• **What is being asked**:
Which lines of the data include the string "Raya"? List them all.

Dataset items:

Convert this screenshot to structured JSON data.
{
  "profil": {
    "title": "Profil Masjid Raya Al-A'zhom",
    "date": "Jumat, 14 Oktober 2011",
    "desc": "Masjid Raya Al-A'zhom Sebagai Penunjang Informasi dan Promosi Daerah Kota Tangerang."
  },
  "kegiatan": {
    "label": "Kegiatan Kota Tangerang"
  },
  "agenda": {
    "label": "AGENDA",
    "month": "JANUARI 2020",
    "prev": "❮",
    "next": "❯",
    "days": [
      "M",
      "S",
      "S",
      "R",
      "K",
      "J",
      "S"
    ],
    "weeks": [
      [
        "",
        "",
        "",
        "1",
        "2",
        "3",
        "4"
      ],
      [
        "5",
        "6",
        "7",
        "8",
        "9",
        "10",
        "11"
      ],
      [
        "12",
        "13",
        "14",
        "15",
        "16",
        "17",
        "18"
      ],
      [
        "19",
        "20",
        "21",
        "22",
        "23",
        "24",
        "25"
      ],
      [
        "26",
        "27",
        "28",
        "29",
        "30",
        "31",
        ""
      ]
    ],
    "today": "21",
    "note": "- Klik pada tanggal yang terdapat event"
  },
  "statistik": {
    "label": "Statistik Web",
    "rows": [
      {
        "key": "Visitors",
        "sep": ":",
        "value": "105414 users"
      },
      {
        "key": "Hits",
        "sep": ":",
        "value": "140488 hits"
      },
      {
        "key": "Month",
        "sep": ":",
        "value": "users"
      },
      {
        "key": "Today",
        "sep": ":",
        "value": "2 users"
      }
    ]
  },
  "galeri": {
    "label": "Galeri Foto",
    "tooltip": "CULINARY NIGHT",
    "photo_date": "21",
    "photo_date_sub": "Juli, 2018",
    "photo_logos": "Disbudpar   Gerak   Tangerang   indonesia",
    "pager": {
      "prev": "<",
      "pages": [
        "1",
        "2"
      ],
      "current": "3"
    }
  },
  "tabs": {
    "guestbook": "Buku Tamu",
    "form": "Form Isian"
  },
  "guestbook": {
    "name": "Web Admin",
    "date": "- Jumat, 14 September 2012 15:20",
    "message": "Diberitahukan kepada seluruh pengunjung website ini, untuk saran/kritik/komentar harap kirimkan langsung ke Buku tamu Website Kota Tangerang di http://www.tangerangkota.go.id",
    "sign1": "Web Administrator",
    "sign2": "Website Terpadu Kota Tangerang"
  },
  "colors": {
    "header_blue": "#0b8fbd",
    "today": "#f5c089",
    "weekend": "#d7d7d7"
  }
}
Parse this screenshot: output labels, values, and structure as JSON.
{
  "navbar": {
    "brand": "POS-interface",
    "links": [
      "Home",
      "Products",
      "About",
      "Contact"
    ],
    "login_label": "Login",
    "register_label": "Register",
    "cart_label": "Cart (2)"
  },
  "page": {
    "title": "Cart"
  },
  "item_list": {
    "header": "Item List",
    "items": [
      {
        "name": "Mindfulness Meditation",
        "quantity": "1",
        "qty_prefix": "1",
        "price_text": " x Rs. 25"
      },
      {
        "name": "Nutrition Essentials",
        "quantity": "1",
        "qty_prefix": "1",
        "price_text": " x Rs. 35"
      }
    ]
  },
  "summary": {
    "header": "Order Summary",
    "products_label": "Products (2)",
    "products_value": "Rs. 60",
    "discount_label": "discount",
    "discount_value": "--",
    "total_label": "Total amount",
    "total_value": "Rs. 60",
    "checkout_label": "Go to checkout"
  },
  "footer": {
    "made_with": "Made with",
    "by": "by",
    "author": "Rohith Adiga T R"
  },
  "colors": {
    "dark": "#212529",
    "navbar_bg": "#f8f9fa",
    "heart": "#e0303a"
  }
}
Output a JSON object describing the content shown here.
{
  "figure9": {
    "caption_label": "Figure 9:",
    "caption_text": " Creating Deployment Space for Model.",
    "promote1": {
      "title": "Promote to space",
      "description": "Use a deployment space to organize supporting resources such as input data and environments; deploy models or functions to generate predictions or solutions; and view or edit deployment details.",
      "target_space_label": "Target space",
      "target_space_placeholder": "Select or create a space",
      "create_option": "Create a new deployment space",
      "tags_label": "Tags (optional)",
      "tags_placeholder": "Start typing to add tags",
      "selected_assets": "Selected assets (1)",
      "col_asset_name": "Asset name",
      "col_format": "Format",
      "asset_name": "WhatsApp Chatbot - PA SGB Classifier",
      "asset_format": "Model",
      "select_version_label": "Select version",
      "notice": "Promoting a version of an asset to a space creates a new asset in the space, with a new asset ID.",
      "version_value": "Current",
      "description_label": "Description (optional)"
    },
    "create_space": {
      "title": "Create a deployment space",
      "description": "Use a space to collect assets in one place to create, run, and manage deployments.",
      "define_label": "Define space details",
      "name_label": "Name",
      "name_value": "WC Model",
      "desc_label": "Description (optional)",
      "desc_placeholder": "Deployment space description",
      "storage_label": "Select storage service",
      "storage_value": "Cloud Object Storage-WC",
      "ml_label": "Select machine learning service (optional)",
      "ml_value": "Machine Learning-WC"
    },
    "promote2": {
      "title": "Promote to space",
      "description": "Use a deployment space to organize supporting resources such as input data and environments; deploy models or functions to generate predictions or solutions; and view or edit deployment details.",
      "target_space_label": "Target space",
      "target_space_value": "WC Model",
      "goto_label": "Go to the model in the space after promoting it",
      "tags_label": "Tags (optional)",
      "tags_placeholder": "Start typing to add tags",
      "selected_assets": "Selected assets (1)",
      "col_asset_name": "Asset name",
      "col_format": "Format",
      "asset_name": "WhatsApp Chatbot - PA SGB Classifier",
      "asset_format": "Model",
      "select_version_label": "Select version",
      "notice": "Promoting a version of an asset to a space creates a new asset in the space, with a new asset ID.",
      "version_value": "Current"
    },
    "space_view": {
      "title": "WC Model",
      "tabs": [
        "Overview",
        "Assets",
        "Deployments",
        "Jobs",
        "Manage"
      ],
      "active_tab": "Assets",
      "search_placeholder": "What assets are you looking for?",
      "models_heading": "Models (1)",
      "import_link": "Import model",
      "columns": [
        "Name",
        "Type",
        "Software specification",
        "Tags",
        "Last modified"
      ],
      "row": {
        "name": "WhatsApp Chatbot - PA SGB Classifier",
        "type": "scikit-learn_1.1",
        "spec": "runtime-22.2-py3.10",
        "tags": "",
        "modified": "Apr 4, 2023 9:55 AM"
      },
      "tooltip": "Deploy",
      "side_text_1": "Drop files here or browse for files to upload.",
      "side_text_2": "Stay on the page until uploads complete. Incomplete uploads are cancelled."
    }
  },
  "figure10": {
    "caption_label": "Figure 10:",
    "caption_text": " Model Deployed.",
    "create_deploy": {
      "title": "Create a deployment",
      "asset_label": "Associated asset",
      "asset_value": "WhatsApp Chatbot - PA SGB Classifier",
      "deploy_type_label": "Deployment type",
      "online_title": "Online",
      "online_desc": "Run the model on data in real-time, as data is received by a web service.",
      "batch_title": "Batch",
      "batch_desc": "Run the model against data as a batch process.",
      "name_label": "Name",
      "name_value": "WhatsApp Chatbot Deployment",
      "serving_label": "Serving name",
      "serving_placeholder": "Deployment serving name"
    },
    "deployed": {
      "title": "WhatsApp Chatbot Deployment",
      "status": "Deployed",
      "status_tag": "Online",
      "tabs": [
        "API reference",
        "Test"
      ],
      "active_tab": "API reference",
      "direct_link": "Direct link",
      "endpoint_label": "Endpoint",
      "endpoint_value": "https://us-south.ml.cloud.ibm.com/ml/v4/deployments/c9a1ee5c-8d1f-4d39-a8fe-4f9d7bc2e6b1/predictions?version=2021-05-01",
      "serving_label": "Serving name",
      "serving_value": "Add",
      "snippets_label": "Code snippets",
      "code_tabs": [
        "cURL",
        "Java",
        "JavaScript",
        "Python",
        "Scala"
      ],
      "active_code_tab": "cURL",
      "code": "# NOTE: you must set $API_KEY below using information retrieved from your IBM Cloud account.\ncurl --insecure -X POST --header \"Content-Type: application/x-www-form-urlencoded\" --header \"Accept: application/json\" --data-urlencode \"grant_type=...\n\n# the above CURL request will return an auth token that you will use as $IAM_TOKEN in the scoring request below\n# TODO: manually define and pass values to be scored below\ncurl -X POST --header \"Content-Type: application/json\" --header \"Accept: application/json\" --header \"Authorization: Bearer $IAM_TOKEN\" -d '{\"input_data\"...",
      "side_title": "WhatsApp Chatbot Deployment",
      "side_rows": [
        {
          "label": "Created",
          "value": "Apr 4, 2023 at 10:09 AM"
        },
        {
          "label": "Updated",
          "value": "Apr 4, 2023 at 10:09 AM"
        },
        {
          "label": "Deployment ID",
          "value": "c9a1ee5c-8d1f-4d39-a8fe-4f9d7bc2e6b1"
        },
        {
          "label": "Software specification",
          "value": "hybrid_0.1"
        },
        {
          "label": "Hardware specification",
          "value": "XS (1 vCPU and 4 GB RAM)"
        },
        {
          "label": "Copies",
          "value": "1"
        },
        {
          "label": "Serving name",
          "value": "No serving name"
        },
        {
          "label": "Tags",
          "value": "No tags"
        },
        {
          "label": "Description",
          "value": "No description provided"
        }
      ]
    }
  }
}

• **Response to the task**:
    "title": "Profil Masjid Raya Al-A'zhom",
    "desc": "Masjid Raya Al-A'zhom Sebagai Penunjang Informasi dan Promosi Daerah Kota Tangerang."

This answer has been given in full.